> [Task to carry out]:
The answer should match the records character for character.

━━━━━ Source data

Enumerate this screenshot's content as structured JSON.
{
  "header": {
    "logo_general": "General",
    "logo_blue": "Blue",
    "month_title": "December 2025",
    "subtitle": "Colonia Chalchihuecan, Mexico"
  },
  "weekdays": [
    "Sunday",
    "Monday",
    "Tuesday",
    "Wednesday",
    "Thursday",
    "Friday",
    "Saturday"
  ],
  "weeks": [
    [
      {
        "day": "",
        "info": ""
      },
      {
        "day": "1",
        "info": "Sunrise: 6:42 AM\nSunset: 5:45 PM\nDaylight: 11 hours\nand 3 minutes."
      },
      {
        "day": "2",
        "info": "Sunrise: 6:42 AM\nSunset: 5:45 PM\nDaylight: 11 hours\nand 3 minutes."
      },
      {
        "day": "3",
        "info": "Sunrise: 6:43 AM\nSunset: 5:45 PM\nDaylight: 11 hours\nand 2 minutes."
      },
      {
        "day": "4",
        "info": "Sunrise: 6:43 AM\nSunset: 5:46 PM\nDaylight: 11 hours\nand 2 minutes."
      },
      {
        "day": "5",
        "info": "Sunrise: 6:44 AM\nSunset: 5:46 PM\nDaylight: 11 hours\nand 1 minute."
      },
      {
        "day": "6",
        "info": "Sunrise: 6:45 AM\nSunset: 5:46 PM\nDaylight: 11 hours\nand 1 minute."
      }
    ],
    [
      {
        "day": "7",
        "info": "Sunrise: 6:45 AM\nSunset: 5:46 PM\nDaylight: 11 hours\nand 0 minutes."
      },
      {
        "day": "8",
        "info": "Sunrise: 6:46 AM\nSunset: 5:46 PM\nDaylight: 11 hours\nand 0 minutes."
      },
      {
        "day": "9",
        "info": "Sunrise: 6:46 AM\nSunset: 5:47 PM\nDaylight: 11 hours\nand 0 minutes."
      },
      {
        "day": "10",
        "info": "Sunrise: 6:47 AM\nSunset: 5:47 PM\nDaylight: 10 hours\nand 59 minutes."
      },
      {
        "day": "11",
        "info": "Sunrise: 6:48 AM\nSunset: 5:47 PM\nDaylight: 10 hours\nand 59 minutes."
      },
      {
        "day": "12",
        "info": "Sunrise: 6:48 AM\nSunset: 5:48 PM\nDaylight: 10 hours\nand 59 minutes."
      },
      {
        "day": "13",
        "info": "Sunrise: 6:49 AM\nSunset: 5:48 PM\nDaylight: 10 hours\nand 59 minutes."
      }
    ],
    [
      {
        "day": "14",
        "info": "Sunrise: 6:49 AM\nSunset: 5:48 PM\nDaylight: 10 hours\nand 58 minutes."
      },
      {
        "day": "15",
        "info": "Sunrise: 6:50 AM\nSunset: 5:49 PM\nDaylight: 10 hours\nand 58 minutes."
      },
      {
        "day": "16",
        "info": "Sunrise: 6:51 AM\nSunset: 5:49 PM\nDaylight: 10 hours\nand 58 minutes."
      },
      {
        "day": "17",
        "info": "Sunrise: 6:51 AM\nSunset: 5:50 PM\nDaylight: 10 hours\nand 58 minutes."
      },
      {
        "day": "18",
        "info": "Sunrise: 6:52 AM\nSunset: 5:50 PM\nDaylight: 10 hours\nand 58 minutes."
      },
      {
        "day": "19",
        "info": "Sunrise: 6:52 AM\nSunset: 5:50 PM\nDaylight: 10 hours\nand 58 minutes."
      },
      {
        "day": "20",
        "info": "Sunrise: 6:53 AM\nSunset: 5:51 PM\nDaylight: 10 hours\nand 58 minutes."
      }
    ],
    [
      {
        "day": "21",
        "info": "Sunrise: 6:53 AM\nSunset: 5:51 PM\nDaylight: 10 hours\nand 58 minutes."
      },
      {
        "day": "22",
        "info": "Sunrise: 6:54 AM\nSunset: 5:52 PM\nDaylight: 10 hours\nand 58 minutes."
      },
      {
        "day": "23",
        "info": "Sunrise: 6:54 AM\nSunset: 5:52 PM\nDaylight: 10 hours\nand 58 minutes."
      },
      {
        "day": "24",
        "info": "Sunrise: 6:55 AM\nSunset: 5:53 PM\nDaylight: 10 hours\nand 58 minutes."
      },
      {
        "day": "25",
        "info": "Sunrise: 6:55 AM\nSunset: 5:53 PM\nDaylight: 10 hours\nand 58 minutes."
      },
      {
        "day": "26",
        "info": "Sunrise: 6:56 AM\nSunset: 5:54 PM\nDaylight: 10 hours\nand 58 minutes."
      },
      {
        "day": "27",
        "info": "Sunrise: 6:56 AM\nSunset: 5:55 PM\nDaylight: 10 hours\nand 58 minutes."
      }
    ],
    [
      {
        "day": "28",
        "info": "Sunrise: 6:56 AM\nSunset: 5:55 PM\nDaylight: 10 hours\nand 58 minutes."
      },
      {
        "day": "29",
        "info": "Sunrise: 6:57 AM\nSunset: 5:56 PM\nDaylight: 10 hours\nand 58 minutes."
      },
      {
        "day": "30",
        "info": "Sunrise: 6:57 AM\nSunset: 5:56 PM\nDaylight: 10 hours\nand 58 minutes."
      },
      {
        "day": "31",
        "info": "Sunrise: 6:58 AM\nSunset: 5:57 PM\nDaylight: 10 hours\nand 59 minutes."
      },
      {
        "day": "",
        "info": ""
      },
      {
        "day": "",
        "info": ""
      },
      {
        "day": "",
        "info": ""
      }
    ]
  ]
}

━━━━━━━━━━

> [Reply]:
Enumerate this screenshot's content as structured JSON.
{
  "header": {
    "logo_general": "General",
    "logo_blue": "Blue",
    "month_title": "December 2025",
    "subtitle": "Colonia Chalchihuecan, Mexico"
  },
  "weekdays": [
    "Sunday",
    "Monday",
    "Tuesday",
    "Wednesday",
    "Thursday",
    "Friday",
    "Saturday"
  ],
  "weeks": [
    [
      {
        "day": "",
        "info": ""
      },
      {
        "day": "1",
        "info": "Sunrise: 6:42 AM\nSunset: 5:45 PM\nDaylight: 11 hours\nand 3 minutes."
      },
      {
        "day": "2",
        "info": "Sunrise: 6:42 AM\nSunset: 5:45 PM\nDaylight: 11 hours\nand 3 minutes."
      },
      {
        "day": "3",
        "info": "Sunrise: 6:43 AM\nSunset: 5:45 PM\nDaylight: 11 hours\nand 2 minutes."
      },
      {
        "day": "4",
        "info": "Sunrise: 6:43 AM\nSunset: 5:46 PM\nDaylight: 11 hours\nand 2 minutes."
      },
      {
        "day": "5",
        "info": "Sunrise: 6:44 AM\nSunset: 5:46 PM\nDaylight: 11 hours\nand 1 minute."
      },
      {
        "day": "6",
        "info": "Sunrise: 6:45 AM\nSunset: 5:46 PM\nDaylight: 11 hours\nand 1 minute."
      }
    ],
    [
      {
        "day": "7",
        "info": "Sunrise: 6:45 AM\nSunset: 5:46 PM\nDaylight: 11 hours\nand 0 minutes."
      },
      {
        "day": "8",
        "info": "Sunrise: 6:46 AM\nSunset: 5:46 PM\nDaylight: 11 hours\nand 0 minutes."
      },
      {
        "day": "9",
        "info": "Sunrise: 6:46 AM\nSunset: 5:47 PM\nDaylight: 11 hours\nand 0 minutes."
      },
      {
        "day": "10",
        "info": "Sunrise: 6:47 AM\nSunset: 5:47 PM\nDaylight: 10 hours\nand 59 minutes."
      },
      {
        "day": "11",
        "info": "Sunrise: 6:48 AM\nSunset: 5:47 PM\nDaylight: 10 hours\nand 59 minutes."
      },
      {
        "day": "12",
        "info": "Sunrise: 6:48 AM\nSunset: 5:48 PM\nDaylight: 10 hours\nand 59 minutes."
      },
      {
        "day": "13",
        "info": "Sunrise: 6:49 AM\nSunset: 5:48 PM\nDaylight: 10 hours\nand 59 minutes."
      }
    ],
    [
      {
        "day": "14",
        "info": "Sunrise: 6:49 AM\nSunset: 5:48 PM\nDaylight: 10 hours\nand 58 minutes."
      },
      {
        "day": "15",
        "info": "Sunrise: 6:50 AM\nSunset: 5:49 PM\nDaylight: 10 hours\nand 58 minutes."
      },
      {
        "day": "16",
        "info": "Sunrise: 6:51 AM\nSunset: 5:49 PM\nDaylight: 10 hours\nand 58 minutes."
      },
      {
        "day": "17",
        "info": "Sunrise: 6:51 AM\nSunset: 5:50 PM\nDaylight: 10 hours\nand 58 minutes."
      },
      {
        "day": "18",
        "info": "Sunrise: 6:52 AM\nSunset: 5:50 PM\nDaylight: 10 hours\nand 58 minutes."
      },
      {
        "day": "19",
        "info": "Sunrise: 6:52 AM\nSunset: 5:50 PM\nDaylight: 10 hours\nand 58 minutes."
      },
      {
        "day": "20",
        "info": "Sunrise: 6:53 AM\nSunset: 5:51 PM\nDaylight: 10 hours\nand 58 minutes."
      }
    ],
    [
      {
        "day": "21",
        "info": "Sunrise: 6:53 AM\nSunset: 5:51 PM\nDaylight: 10 hours\nand 58 minutes."
      },
      {
        "day": "22",
        "info": "Sunrise: 6:54 AM\nSunset: 5:52 PM\nDaylight: 10 hours\nand 58 minutes."
      },
      {
        "day": "23",
        "info": "Sunrise: 6:54 AM\nSunset: 5:52 PM\nDaylight: 10 hours\nand 58 minutes."
      },
      {
        "day": "24",
        "info": "Sunrise: 6:55 AM\nSunset: 5:53 PM\nDaylight: 10 hours\nand 58 minutes."
      },
      {
        "day": "25",
        "info": "Sunrise: 6:55 AM\nSunset: 5:53 PM\nDaylight: 10 hours\nand 58 minutes."
      },
      {
        "day": "26",
        "info": "Sunrise: 6:56 AM\nSunset: 5:54 PM\nDaylight: 10 hours\nand 58 minutes."
      },
      {
        "day": "27",
        "info": "Sunrise: 6:56 AM\nSunset: 5:55 PM\nDaylight: 10 hours\nand 58 minutes."
      }
    ],
    [
      {
        "day": "28",
        "info": "Sunrise: 6:56 AM\nSunset: 5:55 PM\nDaylight: 10 hours\nand 58 minutes."
      },
      {
        "day": "29",
        "info": "Sunrise: 6:57 AM\nSunset: 5:56 PM\nDaylight: 10 hours\nand 58 minutes."
      },
      {
        "day": "30",
        "info": "Sunrise: 6:57 AM\nSunset: 5:56 PM\nDaylight: 10 hours\nand 58 minutes."
      },
      {
        "day": "31",
        "info": "Sunrise: 6:58 AM\nSunset: 5:57 PM\nDaylight: 10 hours\nand 59 minutes."
      },
      {
        "day": "",
        "info": ""
      },
      {
        "day": "",
        "info": ""
      },
      {
        "day": "",
        "info": ""
      }
    ]
  ]
}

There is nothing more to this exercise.